» **Directions for this task**
Omit the pictures, but give back every entry below exactly as written.

» **Raw data**
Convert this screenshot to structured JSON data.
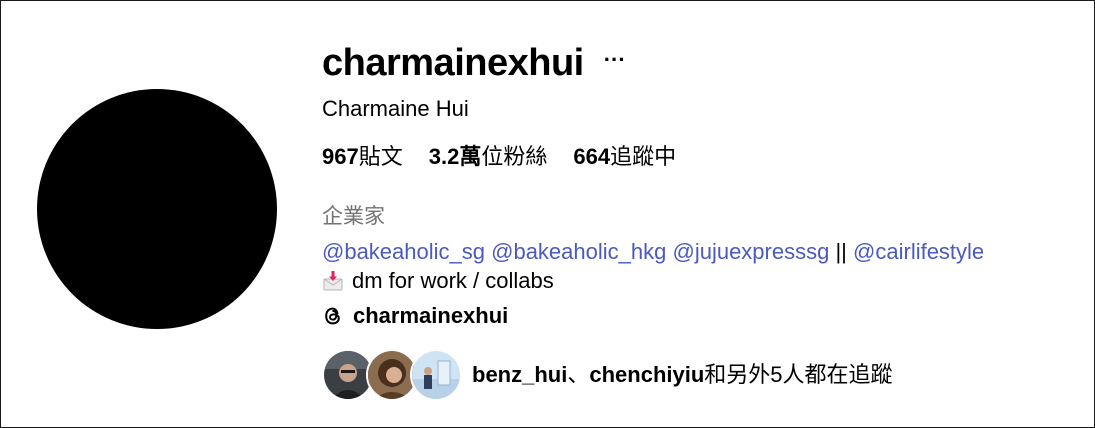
{
  "profile": {
    "username": "charmainexhui",
    "more_label": "···",
    "full_name": "Charmaine Hui",
    "stats": {
      "posts_count": "967",
      "posts_label": "貼文",
      "followers_count": "3.2萬",
      "followers_label": "位粉絲",
      "following_count": "664",
      "following_label": "追蹤中"
    },
    "category": "企業家",
    "bio": {
      "mentions": [
        "@bakeaholic_sg",
        "@bakeaholic_hkg",
        "@jujuexpresssg",
        "@cairlifestyle"
      ],
      "separator": "||",
      "mail_icon": "envelope-incoming-icon",
      "line2": "dm for work / collabs"
    },
    "threads": {
      "icon": "threads-icon",
      "handle": "charmainexhui"
    },
    "followed_by": {
      "user1": "benz_hui",
      "sep": "、",
      "user2": "chenchiyiu",
      "rest": "和另外5人都在追蹤"
    }
  },
  "colors": {
    "link": "#4a5ac2",
    "muted": "#737373",
    "avatar": "#000000"
  }
}
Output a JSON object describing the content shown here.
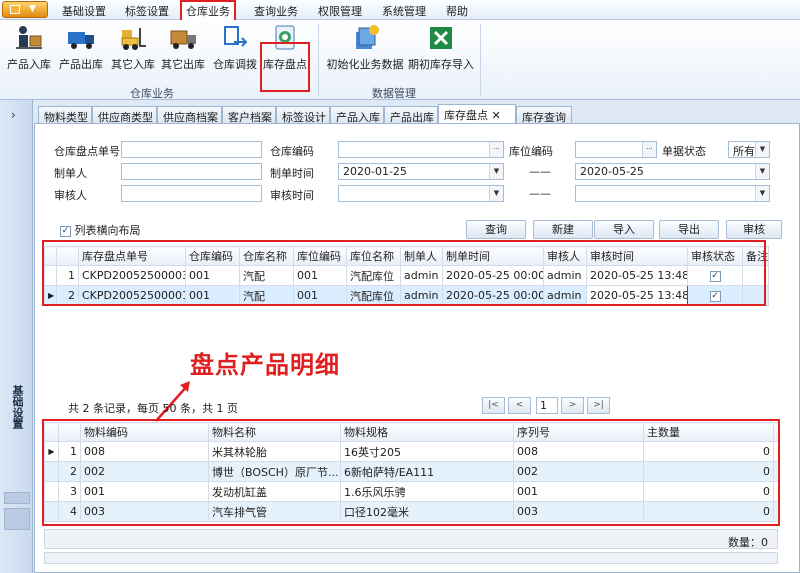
{
  "menu": {
    "items": [
      "基础设置",
      "标签设置",
      "仓库业务",
      "查询业务",
      "权限管理",
      "系统管理",
      "帮助"
    ],
    "active": "仓库业务"
  },
  "ribbon": {
    "group1": {
      "label": "仓库业务",
      "buttons": [
        "产品入库",
        "产品出库",
        "其它入库",
        "其它出库",
        "仓库调拨",
        "库存盘点"
      ]
    },
    "group2": {
      "label": "数据管理",
      "buttons": [
        "初始化业务数据",
        "期初库存导入"
      ]
    },
    "highlight": "库存盘点"
  },
  "left_panel": {
    "label": "基础设置"
  },
  "tabs": [
    "物料类型",
    "供应商类型",
    "供应商档案",
    "客户档案",
    "标签设计",
    "产品入库",
    "产品出库",
    "库存盘点",
    "库存查询"
  ],
  "active_tab": "库存盘点",
  "filters": {
    "check_no_label": "仓库盘点单号",
    "check_no": "",
    "warehouse_code_label": "仓库编码",
    "warehouse_code": "",
    "location_code_label": "库位编码",
    "location_code": "",
    "status_label": "单据状态",
    "status": "所有",
    "creator_label": "制单人",
    "creator": "",
    "create_time_label": "制单时间",
    "create_time_from": "2020-01-25",
    "create_time_to": "2020-05-25",
    "reviewer_label": "审核人",
    "reviewer": "",
    "review_time_label": "审核时间",
    "review_time_from": "",
    "review_time_to": "",
    "range_sep": "——"
  },
  "toolbar": {
    "layout_label": "列表横向布局",
    "query": "查询",
    "new": "新建",
    "import": "导入",
    "export": "导出",
    "review": "审核"
  },
  "grid1": {
    "headers": [
      "库存盘点单号",
      "仓库编码",
      "仓库名称",
      "库位编码",
      "库位名称",
      "制单人",
      "制单时间",
      "审核人",
      "审核时间",
      "审核状态",
      "备注"
    ],
    "rows": [
      {
        "no": "1",
        "code": "CKPD20052500003",
        "wh_code": "001",
        "wh_name": "汽配",
        "loc_code": "001",
        "loc_name": "汽配库位",
        "creator": "admin",
        "ctime": "2020-05-25 00:00",
        "reviewer": "admin",
        "rtime": "2020-05-25 13:48",
        "checked": "✓"
      },
      {
        "no": "2",
        "code": "CKPD20052500001",
        "wh_code": "001",
        "wh_name": "汽配",
        "loc_code": "001",
        "loc_name": "汽配库位",
        "creator": "admin",
        "ctime": "2020-05-25 00:00",
        "reviewer": "admin",
        "rtime": "2020-05-25 13:48",
        "checked": "✓"
      }
    ]
  },
  "pager": {
    "summary": "共 2 条记录，每页 50 条，共 1 页",
    "page": "1",
    "first": "|<",
    "prev": "<",
    "next": ">",
    "last": ">|"
  },
  "annotation": "盘点产品明细",
  "grid2": {
    "headers": [
      "物料编码",
      "物料名称",
      "物料规格",
      "序列号",
      "主数量"
    ],
    "rows": [
      {
        "no": "1",
        "code": "008",
        "name": "米其林轮胎",
        "spec": "16英寸205",
        "serial": "008",
        "qty": "0"
      },
      {
        "no": "2",
        "code": "002",
        "name": "博世（BOSCH）原厂节...",
        "spec": "6新帕萨特/EA111",
        "serial": "002",
        "qty": "0"
      },
      {
        "no": "3",
        "code": "001",
        "name": "发动机缸盖",
        "spec": "1.6乐风乐骋",
        "serial": "001",
        "qty": "0"
      },
      {
        "no": "4",
        "code": "003",
        "name": "汽车排气管",
        "spec": "口径102毫米",
        "serial": "003",
        "qty": "0"
      }
    ]
  },
  "footer": {
    "qty_label": "数量：0"
  },
  "colors": {
    "highlight": "#e02020",
    "ribbon_bg": "#eaf1fa",
    "accent": "#1e3c6e"
  }
}
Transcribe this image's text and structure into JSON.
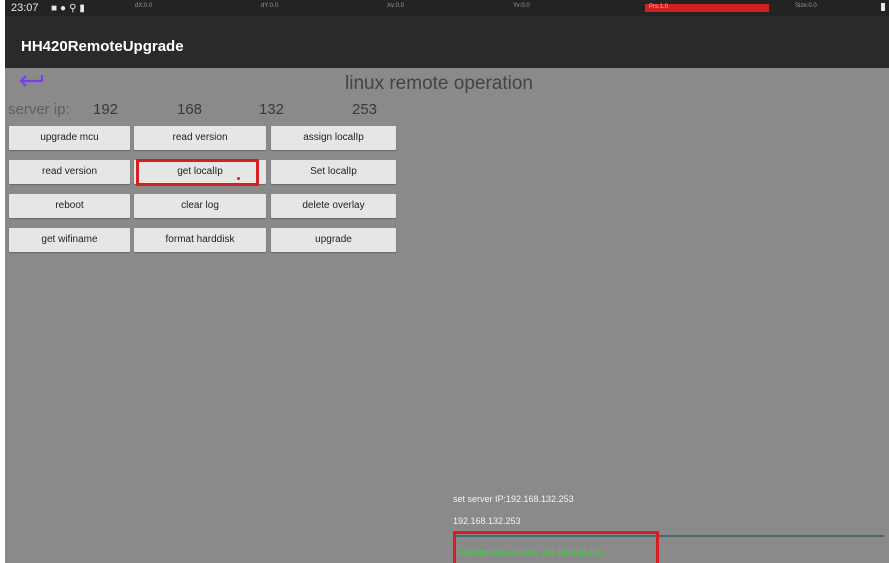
{
  "status_bar": {
    "time": "23:07",
    "overlays": [
      "dX:0.0",
      "dY:0.0",
      "Xv:0.0",
      "Yv:0.0"
    ],
    "prs": "Prs:1.0",
    "size": "Size:0.0"
  },
  "app": {
    "title": "HH420RemoteUpgrade"
  },
  "page": {
    "title": "linux remote operation"
  },
  "server": {
    "label": "server ip:",
    "octets": [
      "192",
      "168",
      "132",
      "253"
    ],
    "separators": [
      ".",
      ".",
      "."
    ]
  },
  "buttons": {
    "upgrade_mcu": "upgrade mcu",
    "read_version_1": "read version",
    "assign_localip": "assign localIp",
    "read_version_2": "read version",
    "get_localip": "get localIp",
    "set_localip": "Set localIp",
    "reboot": "reboot",
    "clear_log": "clear log",
    "delete_overlay": "delete overlay",
    "get_wifiname": "get wifiname",
    "format_harddisk": "format harddisk",
    "upgrade": "upgrade"
  },
  "log": {
    "line1": "set server IP:192.168.132.253",
    "line2": "192.168.132.253",
    "result": "read address     success: 192.168.132.253"
  },
  "colors": {
    "highlight": "#d42020",
    "success_text": "#37d837",
    "back_icon": "#7a3df0"
  }
}
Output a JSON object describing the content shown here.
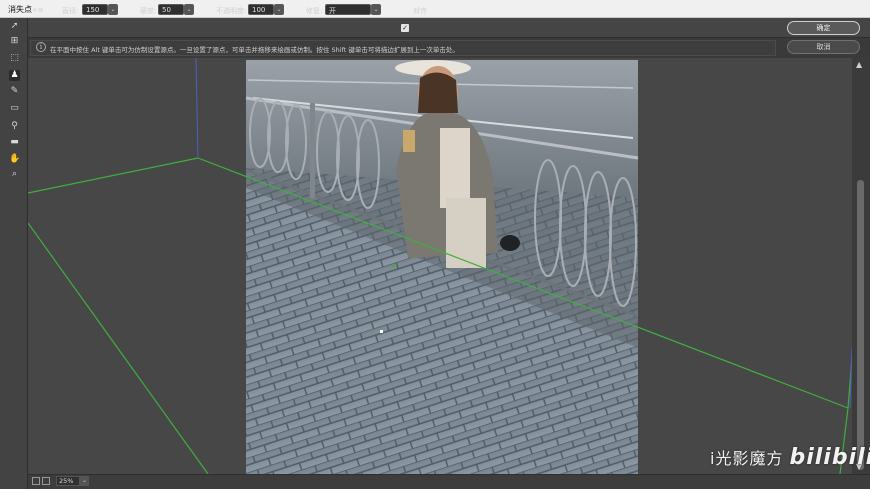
{
  "window": {
    "title": "消失点"
  },
  "toolbar": {
    "mode_label": "+≡",
    "diameter_label": "直径:",
    "diameter_value": "150",
    "hardness_label": "硬度:",
    "hardness_value": "50",
    "opacity_label": "不透明度:",
    "opacity_value": "100",
    "heal_label": "修复:",
    "heal_value": "开",
    "align_label": "对齐",
    "align_checked": true
  },
  "info": {
    "text": "在平面中按住 Alt 键单击可为仿制设置源点。一旦设置了源点，可单击并拖移来绘画或仿制。按住 Shift 键单击可将描边扩展到上一次单击处。"
  },
  "buttons": {
    "ok": "确定",
    "cancel": "取消"
  },
  "tools": [
    {
      "name": "edit-plane-tool",
      "icon": "arrow-icon"
    },
    {
      "name": "create-plane-tool",
      "icon": "grid-icon"
    },
    {
      "name": "marquee-tool",
      "icon": "marquee-icon"
    },
    {
      "name": "stamp-tool",
      "icon": "stamp-icon",
      "active": true
    },
    {
      "name": "brush-tool",
      "icon": "brush-icon"
    },
    {
      "name": "transform-tool",
      "icon": "transform-icon"
    },
    {
      "name": "eyedropper-tool",
      "icon": "eyedropper-icon"
    },
    {
      "name": "measure-tool",
      "icon": "ruler-icon"
    },
    {
      "name": "hand-tool",
      "icon": "hand-icon"
    },
    {
      "name": "zoom-tool",
      "icon": "magnifier-icon"
    }
  ],
  "status": {
    "zoom": "25%"
  },
  "watermark": {
    "text": "i光影魔方",
    "logo": "bilibili"
  },
  "colors": {
    "plane_grid": "#3fae3f",
    "perspective_blue": "#4d5fc4"
  }
}
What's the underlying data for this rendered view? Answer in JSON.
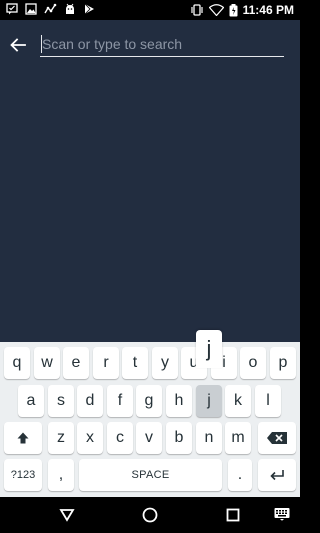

» **Answer to this exercise**
Convert this screenshot to structured JSON data.
{
  "profile": {
    "username": "charmainexhui",
    "more_label": "···",
    "full_name": "Charmaine Hui",
    "stats": {
      "posts_count": "967",
      "posts_label": "貼文",
      "followers_count": "3.2萬",
      "followers_label": "位粉絲",
      "following_count": "664",
      "following_label": "追蹤中"
    },
    "category": "企業家",
    "bio": {
      "mentions": [
        "@bakeaholic_sg",
        "@bakeaholic_hkg",
        "@jujuexpresssg",
        "@cairlifestyle"
      ],
      "separator": "||",
      "mail_icon": "envelope-incoming-icon",
      "line2": "dm for work / collabs"
    },
    "threads": {
      "icon": "threads-icon",
      "handle": "charmainexhui"
    },
    "followed_by": {
      "user1": "benz_hui",
      "sep": "、",
      "user2": "chenchiyiu",
      "rest": "和另外5人都在追蹤"
    }
  },
  "colors": {
    "link": "#4a5ac2",
    "muted": "#737373",
    "avatar": "#000000"
  }
}
Output a JSON object describing the content shown here.
{
  "menu": {
    "items": [
      "基础设置",
      "标签设置",
      "仓库业务",
      "查询业务",
      "权限管理",
      "系统管理",
      "帮助"
    ],
    "active": "仓库业务"
  },
  "ribbon": {
    "group1": {
      "label": "仓库业务",
      "buttons": [
        "产品入库",
        "产品出库",
        "其它入库",
        "其它出库",
        "仓库调拨",
        "库存盘点"
      ]
    },
    "group2": {
      "label": "数据管理",
      "buttons": [
        "初始化业务数据",
        "期初库存导入"
      ]
    },
    "highlight": "库存盘点"
  },
  "left_panel": {
    "label": "基础设置"
  },
  "tabs": [
    "物料类型",
    "供应商类型",
    "供应商档案",
    "客户档案",
    "标签设计",
    "产品入库",
    "产品出库",
    "库存盘点",
    "库存查询"
  ],
  "active_tab": "库存盘点",
  "filters": {
    "check_no_label": "仓库盘点单号",
    "check_no": "",
    "warehouse_code_label": "仓库编码",
    "warehouse_code": "",
    "location_code_label": "库位编码",
    "location_code": "",
    "status_label": "单据状态",
    "status": "所有",
    "creator_label": "制单人",
    "creator": "",
    "create_time_label": "制单时间",
    "create_time_from": "2020-01-25",
    "create_time_to": "2020-05-25",
    "reviewer_label": "审核人",
    "reviewer": "",
    "review_time_label": "审核时间",
    "review_time_from": "",
    "review_time_to": "",
    "range_sep": "——"
  },
  "toolbar": {
    "layout_label": "列表横向布局",
    "query": "查询",
    "new": "新建",
    "import": "导入",
    "export": "导出",
    "review": "审核"
  },
  "grid1": {
    "headers": [
      "库存盘点单号",
      "仓库编码",
      "仓库名称",
      "库位编码",
      "库位名称",
      "制单人",
      "制单时间",
      "审核人",
      "审核时间",
      "审核状态",
      "备注"
    ],
    "rows": [
      {
        "no": "1",
        "code": "CKPD20052500003",
        "wh_code": "001",
        "wh_name": "汽配",
        "loc_code": "001",
        "loc_name": "汽配库位",
        "creator": "admin",
        "ctime": "2020-05-25 00:00",
        "reviewer": "admin",
        "rtime": "2020-05-25 13:48",
        "checked": "✓"
      },
      {
        "no": "2",
        "code": "CKPD20052500001",
        "wh_code": "001",
        "wh_name": "汽配",
        "loc_code": "001",
        "loc_name": "汽配库位",
        "creator": "admin",
        "ctime": "2020-05-25 00:00",
        "reviewer": "admin",
        "rtime": "2020-05-25 13:48",
        "checked": "✓"
      }
    ]
  },
  "pager": {
    "summary": "共 2 条记录，每页 50 条，共 1 页",
    "page": "1",
    "first": "|<",
    "prev": "<",
    "next": ">",
    "last": ">|"
  },
  "annotation": "盘点产品明细",
  "grid2": {
    "headers": [
      "物料编码",
      "物料名称",
      "物料规格",
      "序列号",
      "主数量"
    ],
    "rows": [
      {
        "no": "1",
        "code": "008",
        "name": "米其林轮胎",
        "spec": "16英寸205",
        "serial": "008",
        "qty": "0"
      },
      {
        "no": "2",
        "code": "002",
        "name": "博世（BOSCH）原厂节...",
        "spec": "6新帕萨特/EA111",
        "serial": "002",
        "qty": "0"
      },
      {
        "no": "3",
        "code": "001",
        "name": "发动机缸盖",
        "spec": "1.6乐风乐骋",
        "serial": "001",
        "qty": "0"
      },
      {
        "no": "4",
        "code": "003",
        "name": "汽车排气管",
        "spec": "口径102毫米",
        "serial": "003",
        "qty": "0"
      }
    ]
  },
  "footer": {
    "qty_label": "数量：0"
  },
  "colors": {
    "highlight": "#e02020",
    "ribbon_bg": "#eaf1fa",
    "accent": "#1e3c6e"
  }
}
Transcribe this image's text and structure into JSON.
{
  "status_bar": {
    "time": "23:07",
    "overlays": [
      "dX:0.0",
      "dY:0.0",
      "Xv:0.0",
      "Yv:0.0"
    ],
    "prs": "Prs:1.0",
    "size": "Size:0.0"
  },
  "app": {
    "title": "HH420RemoteUpgrade"
  },
  "page": {
    "title": "linux remote operation"
  },
  "server": {
    "label": "server ip:",
    "octets": [
      "192",
      "168",
      "132",
      "253"
    ],
    "separators": [
      ".",
      ".",
      "."
    ]
  },
  "buttons": {
    "upgrade_mcu": "upgrade mcu",
    "read_version_1": "read version",
    "assign_localip": "assign localIp",
    "read_version_2": "read version",
    "get_localip": "get localIp",
    "set_localip": "Set localIp",
    "reboot": "reboot",
    "clear_log": "clear log",
    "delete_overlay": "delete overlay",
    "get_wifiname": "get wifiname",
    "format_harddisk": "format harddisk",
    "upgrade": "upgrade"
  },
  "log": {
    "line1": "set server IP:192.168.132.253",
    "line2": "192.168.132.253",
    "result": "read address     success: 192.168.132.253"
  },
  "colors": {
    "highlight": "#d42020",
    "success_text": "#37d837",
    "back_icon": "#7a3df0"
  }
}
Output a JSON object describing the content shown here.
{
  "window": {
    "title": "消失点"
  },
  "toolbar": {
    "mode_label": "+≡",
    "diameter_label": "直径:",
    "diameter_value": "150",
    "hardness_label": "硬度:",
    "hardness_value": "50",
    "opacity_label": "不透明度:",
    "opacity_value": "100",
    "heal_label": "修复:",
    "heal_value": "开",
    "align_label": "对齐",
    "align_checked": true
  },
  "info": {
    "text": "在平面中按住 Alt 键单击可为仿制设置源点。一旦设置了源点，可单击并拖移来绘画或仿制。按住 Shift 键单击可将描边扩展到上一次单击处。"
  },
  "buttons": {
    "ok": "确定",
    "cancel": "取消"
  },
  "tools": [
    {
      "name": "edit-plane-tool",
      "icon": "arrow-icon"
    },
    {
      "name": "create-plane-tool",
      "icon": "grid-icon"
    },
    {
      "name": "marquee-tool",
      "icon": "marquee-icon"
    },
    {
      "name": "stamp-tool",
      "icon": "stamp-icon",
      "active": true
    },
    {
      "name": "brush-tool",
      "icon": "brush-icon"
    },
    {
      "name": "transform-tool",
      "icon": "transform-icon"
    },
    {
      "name": "eyedropper-tool",
      "icon": "eyedropper-icon"
    },
    {
      "name": "measure-tool",
      "icon": "ruler-icon"
    },
    {
      "name": "hand-tool",
      "icon": "hand-icon"
    },
    {
      "name": "zoom-tool",
      "icon": "magnifier-icon"
    }
  ],
  "status": {
    "zoom": "25%"
  },
  "watermark": {
    "text": "i光影魔方",
    "logo": "bilibili"
  },
  "colors": {
    "plane_grid": "#3fae3f",
    "perspective_blue": "#4d5fc4"
  }
}
What's the underlying data for this rendered view? Answer in JSON.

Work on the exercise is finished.